  2. The fundamental difference between the perpetrator of a crime and an innocent person is that the perpetrator, having committed the crime, has the details of the crime stored in his memory, and the innocent suspect does not. This is what Brain Fingerprinting testing detects scientifically, the presence or absence of specific information.

  3. Defining Brain Fingerprinting • Scientific technique to determine whether or not specific information is stored in an individual's brain • Relevant words, pictures or sounds are presented to a subject by a computer in a series with stimuli • The brainwave responses measured using a patented headband equipped with EEG sensors • P300- Specific, measurable brain response • emitted by the brain of a subject who has the relevant information stored in his brain

  4. How Does it Work? • measurements are recorded in fractions of a second after the stimulus is presented, before the subject is able to formulate or control a response • Dr. Farwell discovered that the P300 was one aspect of a larger brain-wave response that he named and patented, a MERMER (memory and encoding related multifaceted electroencephalographic response)

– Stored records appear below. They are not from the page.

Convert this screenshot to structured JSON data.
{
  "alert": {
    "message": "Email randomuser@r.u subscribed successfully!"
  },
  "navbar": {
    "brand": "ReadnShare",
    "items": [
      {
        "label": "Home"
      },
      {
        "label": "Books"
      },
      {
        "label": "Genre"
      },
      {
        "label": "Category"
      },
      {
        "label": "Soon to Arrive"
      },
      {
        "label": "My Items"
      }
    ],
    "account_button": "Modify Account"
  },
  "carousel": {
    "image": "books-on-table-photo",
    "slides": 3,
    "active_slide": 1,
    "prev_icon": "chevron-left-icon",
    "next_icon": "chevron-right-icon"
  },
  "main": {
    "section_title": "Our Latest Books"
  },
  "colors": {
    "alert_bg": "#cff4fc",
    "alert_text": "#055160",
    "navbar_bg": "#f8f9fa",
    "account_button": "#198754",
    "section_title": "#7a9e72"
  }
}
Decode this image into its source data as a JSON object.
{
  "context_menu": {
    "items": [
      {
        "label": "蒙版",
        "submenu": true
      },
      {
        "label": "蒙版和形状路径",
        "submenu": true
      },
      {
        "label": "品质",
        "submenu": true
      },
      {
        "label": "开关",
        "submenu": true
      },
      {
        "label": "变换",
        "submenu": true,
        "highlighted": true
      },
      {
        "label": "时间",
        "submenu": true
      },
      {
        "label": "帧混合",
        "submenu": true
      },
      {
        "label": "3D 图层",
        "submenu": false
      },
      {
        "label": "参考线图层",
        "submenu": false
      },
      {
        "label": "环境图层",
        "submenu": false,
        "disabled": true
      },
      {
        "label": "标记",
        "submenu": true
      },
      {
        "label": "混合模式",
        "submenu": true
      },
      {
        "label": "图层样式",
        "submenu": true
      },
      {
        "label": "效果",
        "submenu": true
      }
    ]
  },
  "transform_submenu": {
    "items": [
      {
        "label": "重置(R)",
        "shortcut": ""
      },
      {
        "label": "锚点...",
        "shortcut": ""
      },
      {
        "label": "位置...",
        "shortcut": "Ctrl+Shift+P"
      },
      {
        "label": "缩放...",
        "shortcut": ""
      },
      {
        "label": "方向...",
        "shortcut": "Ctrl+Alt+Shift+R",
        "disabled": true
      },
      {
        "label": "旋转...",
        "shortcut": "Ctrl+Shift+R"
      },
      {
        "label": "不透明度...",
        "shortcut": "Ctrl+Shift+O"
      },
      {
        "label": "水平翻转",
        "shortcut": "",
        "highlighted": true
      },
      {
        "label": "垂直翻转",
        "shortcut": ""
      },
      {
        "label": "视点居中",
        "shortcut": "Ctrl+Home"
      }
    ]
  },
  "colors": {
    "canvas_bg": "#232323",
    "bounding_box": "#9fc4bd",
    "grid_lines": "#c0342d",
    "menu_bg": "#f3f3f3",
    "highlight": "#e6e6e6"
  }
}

  5. Brain responses were recorded from the midline frontal, central, and parietal scalp locations, referenced to linked mastoids (behind the ear), and from a location on the forehead to track eye movements • At the end of each test, subjects were given a written list of all stimulus items and asked to mark each item as noteworthy, somewhat noteworthy, or irrelevant – those marked were thrown out

  6. Information is absent Information is present

  7. The MERMER includes: 1. The P300 -an electrically positive component maximal at the parietal scalp site 2. Another, longer latency, electrically negative subcomponent prominent at the frontal scalp site 3. Phasic changes in the frequency and structure of the signal.

  8. Types of Stimuli Used • Probes • Life-experience related • Relevant to the investigated event -recognizable and noteworthy only for the subjects who had participated in the event (MERMER) • Indistinguishable from the Irrelevants for a subject who is not knowledgeable about the situation under investigation • Targets • Push a button to indicate known image • Since the relatively rare Targets are singled out in the task being performed, the Targets are noteworthy for the subject, and each Target stimulus elicits a MERMER • Irrelevant Stimuli • information relevant to the crime that the suspect claims to have no knowledge of

  9. Case Studies • FBI- new agents 100% accurate • CIA- 3 experiments • Pictures rather than verbal cues • Words/phrases to determine connection between professionals, their organization, and known information related to work • Real-life events including 2 felony crimes Overall 79 participants with 100% accuracy

  10. Questions?